_Work request_. Leave the images out. Give every line below again, precisely.

_Data_.
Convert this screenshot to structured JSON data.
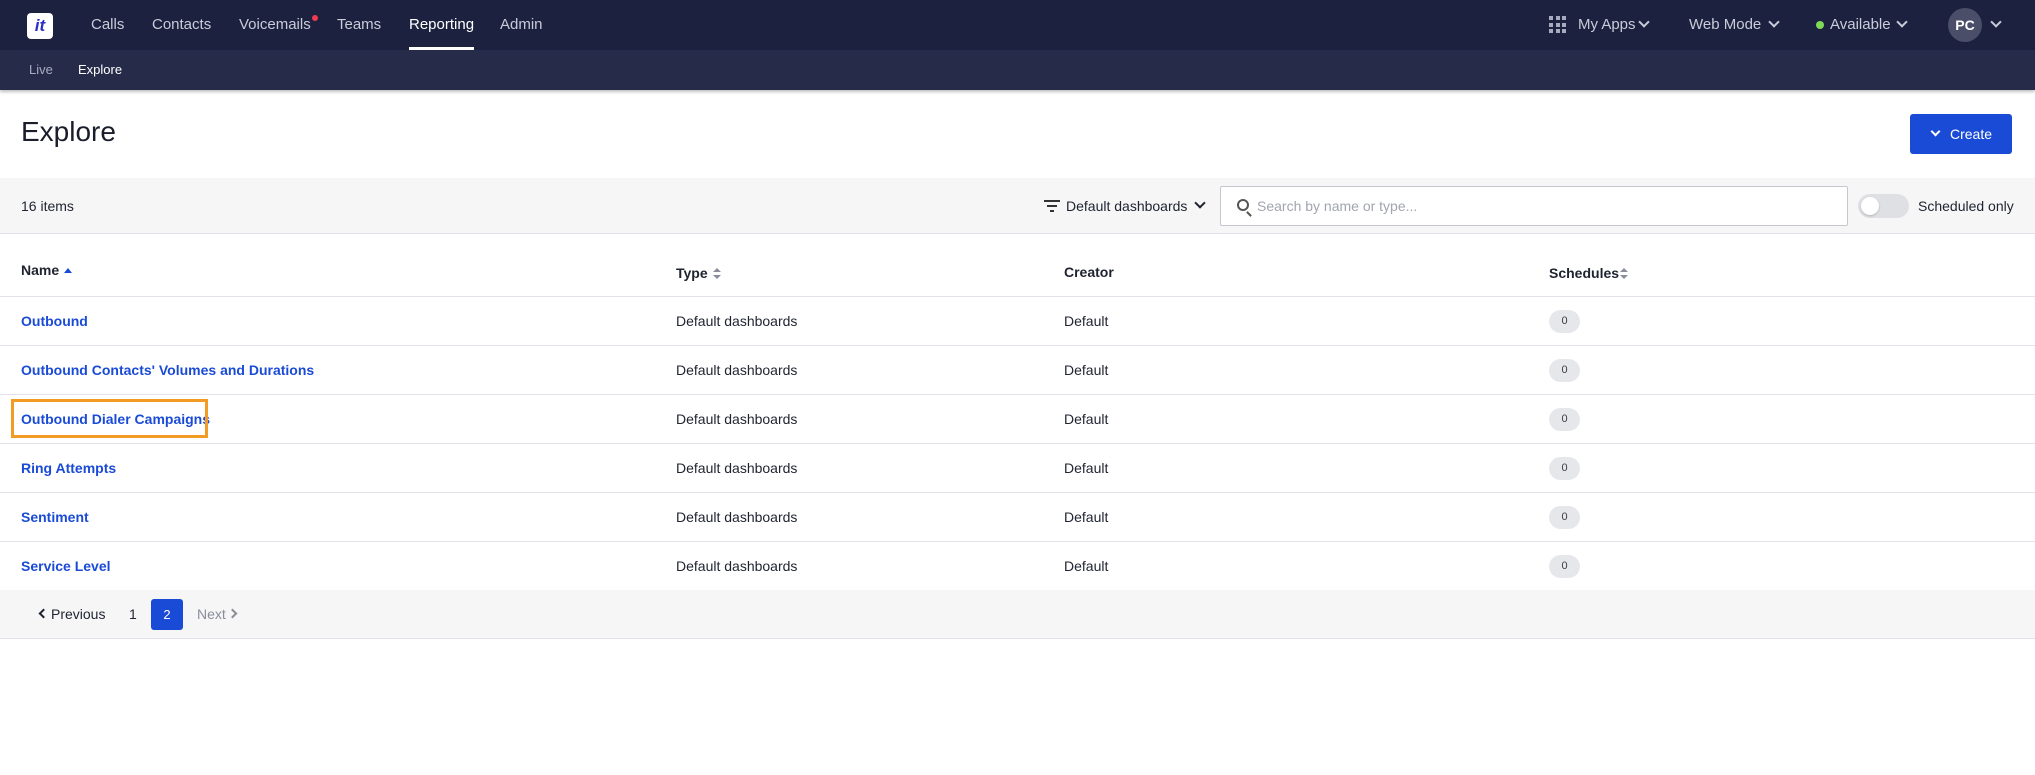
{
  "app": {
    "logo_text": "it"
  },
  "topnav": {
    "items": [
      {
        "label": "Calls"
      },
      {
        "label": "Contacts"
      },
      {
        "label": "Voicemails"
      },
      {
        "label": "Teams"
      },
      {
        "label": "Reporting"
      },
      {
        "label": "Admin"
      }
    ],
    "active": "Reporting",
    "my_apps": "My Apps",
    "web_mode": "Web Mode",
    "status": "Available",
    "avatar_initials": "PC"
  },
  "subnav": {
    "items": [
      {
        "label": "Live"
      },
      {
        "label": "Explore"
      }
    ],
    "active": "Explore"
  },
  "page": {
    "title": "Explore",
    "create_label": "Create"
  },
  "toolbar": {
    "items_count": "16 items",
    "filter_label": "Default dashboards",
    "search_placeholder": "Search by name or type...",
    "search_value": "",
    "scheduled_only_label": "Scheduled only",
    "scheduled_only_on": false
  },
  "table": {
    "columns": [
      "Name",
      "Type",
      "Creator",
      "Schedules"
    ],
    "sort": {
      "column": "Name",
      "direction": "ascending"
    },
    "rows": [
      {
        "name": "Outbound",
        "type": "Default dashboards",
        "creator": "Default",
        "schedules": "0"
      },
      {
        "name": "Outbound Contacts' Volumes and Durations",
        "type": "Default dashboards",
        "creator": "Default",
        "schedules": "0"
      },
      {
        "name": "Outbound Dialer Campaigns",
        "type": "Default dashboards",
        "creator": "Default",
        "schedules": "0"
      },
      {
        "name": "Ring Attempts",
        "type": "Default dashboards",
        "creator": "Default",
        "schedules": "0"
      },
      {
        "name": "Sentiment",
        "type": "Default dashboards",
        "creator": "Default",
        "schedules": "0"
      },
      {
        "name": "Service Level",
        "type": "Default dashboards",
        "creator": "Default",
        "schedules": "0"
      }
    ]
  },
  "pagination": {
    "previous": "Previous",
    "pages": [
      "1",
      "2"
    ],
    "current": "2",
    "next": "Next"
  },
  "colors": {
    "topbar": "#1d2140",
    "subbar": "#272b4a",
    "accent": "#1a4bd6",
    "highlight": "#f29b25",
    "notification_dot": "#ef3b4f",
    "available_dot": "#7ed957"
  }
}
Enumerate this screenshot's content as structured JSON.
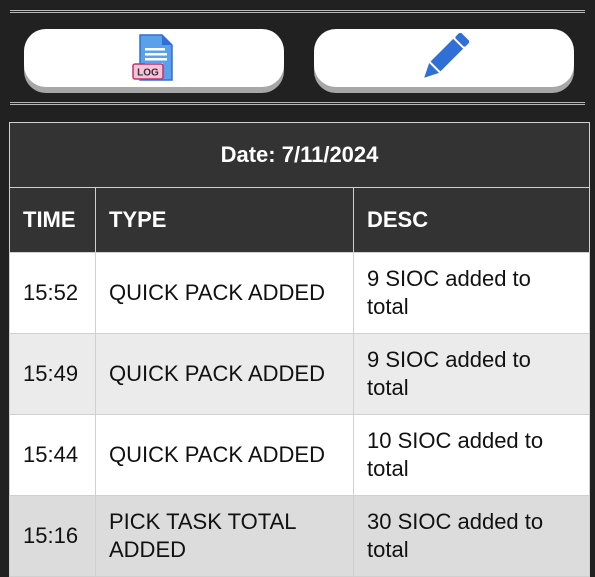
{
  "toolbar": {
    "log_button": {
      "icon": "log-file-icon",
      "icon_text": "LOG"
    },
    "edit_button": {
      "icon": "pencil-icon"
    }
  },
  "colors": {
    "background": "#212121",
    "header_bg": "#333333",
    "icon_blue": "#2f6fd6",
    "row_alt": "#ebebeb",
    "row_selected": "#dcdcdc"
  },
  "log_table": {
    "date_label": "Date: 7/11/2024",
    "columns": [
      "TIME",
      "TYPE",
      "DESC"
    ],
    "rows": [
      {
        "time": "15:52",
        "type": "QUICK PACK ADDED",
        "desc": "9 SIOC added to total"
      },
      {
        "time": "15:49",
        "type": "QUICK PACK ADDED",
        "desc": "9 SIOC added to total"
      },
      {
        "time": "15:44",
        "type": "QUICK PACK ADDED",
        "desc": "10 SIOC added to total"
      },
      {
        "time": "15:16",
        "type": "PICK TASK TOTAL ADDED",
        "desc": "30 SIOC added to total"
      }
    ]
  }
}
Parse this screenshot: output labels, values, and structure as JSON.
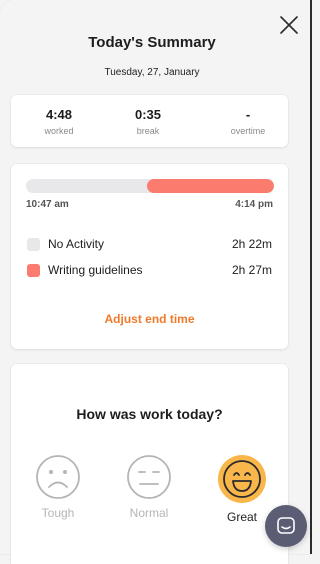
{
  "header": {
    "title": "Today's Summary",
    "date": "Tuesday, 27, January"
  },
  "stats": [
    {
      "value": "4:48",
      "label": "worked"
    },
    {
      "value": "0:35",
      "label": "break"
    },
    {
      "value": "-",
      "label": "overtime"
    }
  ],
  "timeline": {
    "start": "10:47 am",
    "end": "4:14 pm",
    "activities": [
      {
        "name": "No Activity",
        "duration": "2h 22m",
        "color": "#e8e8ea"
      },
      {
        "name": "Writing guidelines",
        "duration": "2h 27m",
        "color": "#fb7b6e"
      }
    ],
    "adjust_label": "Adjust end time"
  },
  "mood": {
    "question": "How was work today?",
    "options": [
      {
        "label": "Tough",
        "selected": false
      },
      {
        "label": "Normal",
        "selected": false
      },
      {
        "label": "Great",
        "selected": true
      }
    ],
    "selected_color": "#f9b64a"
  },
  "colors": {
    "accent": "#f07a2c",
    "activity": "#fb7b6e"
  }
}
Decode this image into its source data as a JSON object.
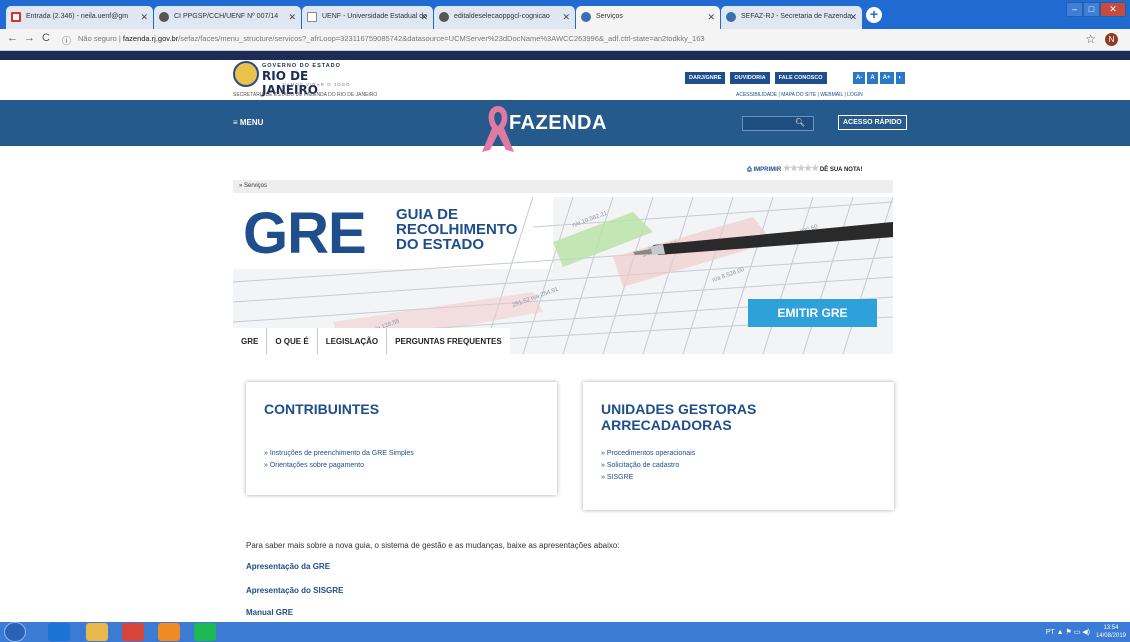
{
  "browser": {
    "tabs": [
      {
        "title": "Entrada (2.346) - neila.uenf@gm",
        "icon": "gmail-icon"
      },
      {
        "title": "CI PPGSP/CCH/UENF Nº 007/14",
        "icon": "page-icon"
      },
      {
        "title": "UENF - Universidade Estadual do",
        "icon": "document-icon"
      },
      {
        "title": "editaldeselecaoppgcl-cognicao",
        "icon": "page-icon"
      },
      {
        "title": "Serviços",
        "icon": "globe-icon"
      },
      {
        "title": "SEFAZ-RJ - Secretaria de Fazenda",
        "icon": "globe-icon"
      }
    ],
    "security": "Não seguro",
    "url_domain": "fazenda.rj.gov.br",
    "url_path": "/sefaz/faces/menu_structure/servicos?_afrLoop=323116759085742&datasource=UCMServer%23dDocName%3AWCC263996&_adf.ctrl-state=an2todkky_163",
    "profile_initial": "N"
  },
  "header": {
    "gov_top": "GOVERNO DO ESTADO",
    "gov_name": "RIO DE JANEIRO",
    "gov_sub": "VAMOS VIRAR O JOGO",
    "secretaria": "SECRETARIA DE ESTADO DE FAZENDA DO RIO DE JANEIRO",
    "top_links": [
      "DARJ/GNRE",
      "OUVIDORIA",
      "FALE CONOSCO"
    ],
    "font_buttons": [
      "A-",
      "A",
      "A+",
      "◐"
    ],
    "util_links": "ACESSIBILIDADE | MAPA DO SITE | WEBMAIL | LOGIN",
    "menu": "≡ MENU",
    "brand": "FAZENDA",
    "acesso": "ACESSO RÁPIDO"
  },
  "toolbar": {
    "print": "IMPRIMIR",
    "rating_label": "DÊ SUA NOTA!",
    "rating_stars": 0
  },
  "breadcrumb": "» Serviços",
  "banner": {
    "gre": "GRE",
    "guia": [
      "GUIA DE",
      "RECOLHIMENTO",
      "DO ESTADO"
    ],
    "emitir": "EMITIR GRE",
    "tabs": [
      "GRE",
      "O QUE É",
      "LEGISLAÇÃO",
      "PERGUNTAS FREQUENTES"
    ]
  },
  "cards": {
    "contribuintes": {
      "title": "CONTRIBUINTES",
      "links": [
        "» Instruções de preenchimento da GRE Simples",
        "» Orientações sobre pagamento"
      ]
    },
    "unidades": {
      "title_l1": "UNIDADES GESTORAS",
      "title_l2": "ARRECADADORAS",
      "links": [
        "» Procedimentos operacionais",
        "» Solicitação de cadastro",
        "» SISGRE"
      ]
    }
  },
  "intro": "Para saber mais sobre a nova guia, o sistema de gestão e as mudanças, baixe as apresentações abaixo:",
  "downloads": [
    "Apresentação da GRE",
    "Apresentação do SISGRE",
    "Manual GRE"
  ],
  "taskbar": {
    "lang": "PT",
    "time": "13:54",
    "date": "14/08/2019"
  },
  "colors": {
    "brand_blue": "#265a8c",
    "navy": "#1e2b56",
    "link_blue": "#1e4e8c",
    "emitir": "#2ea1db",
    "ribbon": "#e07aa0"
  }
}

_Written solution_.
Convert this screenshot to structured JSON data.
{
  "app": {
    "logo_text": "it"
  },
  "topnav": {
    "items": [
      {
        "label": "Calls"
      },
      {
        "label": "Contacts"
      },
      {
        "label": "Voicemails"
      },
      {
        "label": "Teams"
      },
      {
        "label": "Reporting"
      },
      {
        "label": "Admin"
      }
    ],
    "active": "Reporting",
    "my_apps": "My Apps",
    "web_mode": "Web Mode",
    "status": "Available",
    "avatar_initials": "PC"
  },
  "subnav": {
    "items": [
      {
        "label": "Live"
      },
      {
        "label": "Explore"
      }
    ],
    "active": "Explore"
  },
  "page": {
    "title": "Explore",
    "create_label": "Create"
  },
  "toolbar": {
    "items_count": "16 items",
    "filter_label": "Default dashboards",
    "search_placeholder": "Search by name or type...",
    "search_value": "",
    "scheduled_only_label": "Scheduled only",
    "scheduled_only_on": false
  },
  "table": {
    "columns": [
      "Name",
      "Type",
      "Creator",
      "Schedules"
    ],
    "sort": {
      "column": "Name",
      "direction": "ascending"
    },
    "rows": [
      {
        "name": "Outbound",
        "type": "Default dashboards",
        "creator": "Default",
        "schedules": "0"
      },
      {
        "name": "Outbound Contacts' Volumes and Durations",
        "type": "Default dashboards",
        "creator": "Default",
        "schedules": "0"
      },
      {
        "name": "Outbound Dialer Campaigns",
        "type": "Default dashboards",
        "creator": "Default",
        "schedules": "0"
      },
      {
        "name": "Ring Attempts",
        "type": "Default dashboards",
        "creator": "Default",
        "schedules": "0"
      },
      {
        "name": "Sentiment",
        "type": "Default dashboards",
        "creator": "Default",
        "schedules": "0"
      },
      {
        "name": "Service Level",
        "type": "Default dashboards",
        "creator": "Default",
        "schedules": "0"
      }
    ]
  },
  "pagination": {
    "previous": "Previous",
    "pages": [
      "1",
      "2"
    ],
    "current": "2",
    "next": "Next"
  },
  "colors": {
    "topbar": "#1d2140",
    "subbar": "#272b4a",
    "accent": "#1a4bd6",
    "highlight": "#f29b25",
    "notification_dot": "#ef3b4f",
    "available_dot": "#7ed957"
  }
}
Enumerate this screenshot's content as structured JSON.
{
  "toolbar": {
    "log_button": {
      "icon": "log-file-icon",
      "icon_text": "LOG"
    },
    "edit_button": {
      "icon": "pencil-icon"
    }
  },
  "colors": {
    "background": "#212121",
    "header_bg": "#333333",
    "icon_blue": "#2f6fd6",
    "row_alt": "#ebebeb",
    "row_selected": "#dcdcdc"
  },
  "log_table": {
    "date_label": "Date: 7/11/2024",
    "columns": [
      "TIME",
      "TYPE",
      "DESC"
    ],
    "rows": [
      {
        "time": "15:52",
        "type": "QUICK PACK ADDED",
        "desc": "9 SIOC added to total"
      },
      {
        "time": "15:49",
        "type": "QUICK PACK ADDED",
        "desc": "9 SIOC added to total"
      },
      {
        "time": "15:44",
        "type": "QUICK PACK ADDED",
        "desc": "10 SIOC added to total"
      },
      {
        "time": "15:16",
        "type": "PICK TASK TOTAL ADDED",
        "desc": "30 SIOC added to total"
      }
    ]
  }
}
Parse this screenshot: output labels, values, and structure as JSON.
{
  "header": {
    "title": "Today's Summary",
    "date": "Tuesday, 27, January"
  },
  "stats": [
    {
      "value": "4:48",
      "label": "worked"
    },
    {
      "value": "0:35",
      "label": "break"
    },
    {
      "value": "-",
      "label": "overtime"
    }
  ],
  "timeline": {
    "start": "10:47 am",
    "end": "4:14 pm",
    "activities": [
      {
        "name": "No Activity",
        "duration": "2h 22m",
        "color": "#e8e8ea"
      },
      {
        "name": "Writing guidelines",
        "duration": "2h 27m",
        "color": "#fb7b6e"
      }
    ],
    "adjust_label": "Adjust end time"
  },
  "mood": {
    "question": "How was work today?",
    "options": [
      {
        "label": "Tough",
        "selected": false
      },
      {
        "label": "Normal",
        "selected": false
      },
      {
        "label": "Great",
        "selected": true
      }
    ],
    "selected_color": "#f9b64a"
  },
  "colors": {
    "accent": "#f07a2c",
    "activity": "#fb7b6e"
  }
}
Decode this image into its source data as a JSON object.
{
  "browser": {
    "tabs": [
      {
        "title": "Entrada (2.346) - neila.uenf@gm",
        "icon": "gmail-icon"
      },
      {
        "title": "CI PPGSP/CCH/UENF Nº 007/14",
        "icon": "page-icon"
      },
      {
        "title": "UENF - Universidade Estadual do",
        "icon": "document-icon"
      },
      {
        "title": "editaldeselecaoppgcl-cognicao",
        "icon": "page-icon"
      },
      {
        "title": "Serviços",
        "icon": "globe-icon"
      },
      {
        "title": "SEFAZ-RJ - Secretaria de Fazenda",
        "icon": "globe-icon"
      }
    ],
    "security": "Não seguro",
    "url_domain": "fazenda.rj.gov.br",
    "url_path": "/sefaz/faces/menu_structure/servicos?_afrLoop=323116759085742&datasource=UCMServer%23dDocName%3AWCC263996&_adf.ctrl-state=an2todkky_163",
    "profile_initial": "N"
  },
  "header": {
    "gov_top": "GOVERNO DO ESTADO",
    "gov_name": "RIO DE JANEIRO",
    "gov_sub": "VAMOS VIRAR O JOGO",
    "secretaria": "SECRETARIA DE ESTADO DE FAZENDA DO RIO DE JANEIRO",
    "top_links": [
      "DARJ/GNRE",
      "OUVIDORIA",
      "FALE CONOSCO"
    ],
    "font_buttons": [
      "A-",
      "A",
      "A+",
      "◐"
    ],
    "util_links": "ACESSIBILIDADE | MAPA DO SITE | WEBMAIL | LOGIN",
    "menu": "≡ MENU",
    "brand": "FAZENDA",
    "acesso": "ACESSO RÁPIDO"
  },
  "toolbar": {
    "print": "IMPRIMIR",
    "rating_label": "DÊ SUA NOTA!",
    "rating_stars": 0
  },
  "breadcrumb": "» Serviços",
  "banner": {
    "gre": "GRE",
    "guia": [
      "GUIA DE",
      "RECOLHIMENTO",
      "DO ESTADO"
    ],
    "emitir": "EMITIR GRE",
    "tabs": [
      "GRE",
      "O QUE É",
      "LEGISLAÇÃO",
      "PERGUNTAS FREQUENTES"
    ]
  },
  "cards": {
    "contribuintes": {
      "title": "CONTRIBUINTES",
      "links": [
        "» Instruções de preenchimento da GRE Simples",
        "» Orientações sobre pagamento"
      ]
    },
    "unidades": {
      "title_l1": "UNIDADES GESTORAS",
      "title_l2": "ARRECADADORAS",
      "links": [
        "» Procedimentos operacionais",
        "» Solicitação de cadastro",
        "» SISGRE"
      ]
    }
  },
  "intro": "Para saber mais sobre a nova guia, o sistema de gestão e as mudanças, baixe as apresentações abaixo:",
  "downloads": [
    "Apresentação da GRE",
    "Apresentação do SISGRE",
    "Manual GRE"
  ],
  "taskbar": {
    "lang": "PT",
    "time": "13:54",
    "date": "14/08/2019"
  },
  "colors": {
    "brand_blue": "#265a8c",
    "navy": "#1e2b56",
    "link_blue": "#1e4e8c",
    "emitir": "#2ea1db",
    "ribbon": "#e07aa0"
  }
}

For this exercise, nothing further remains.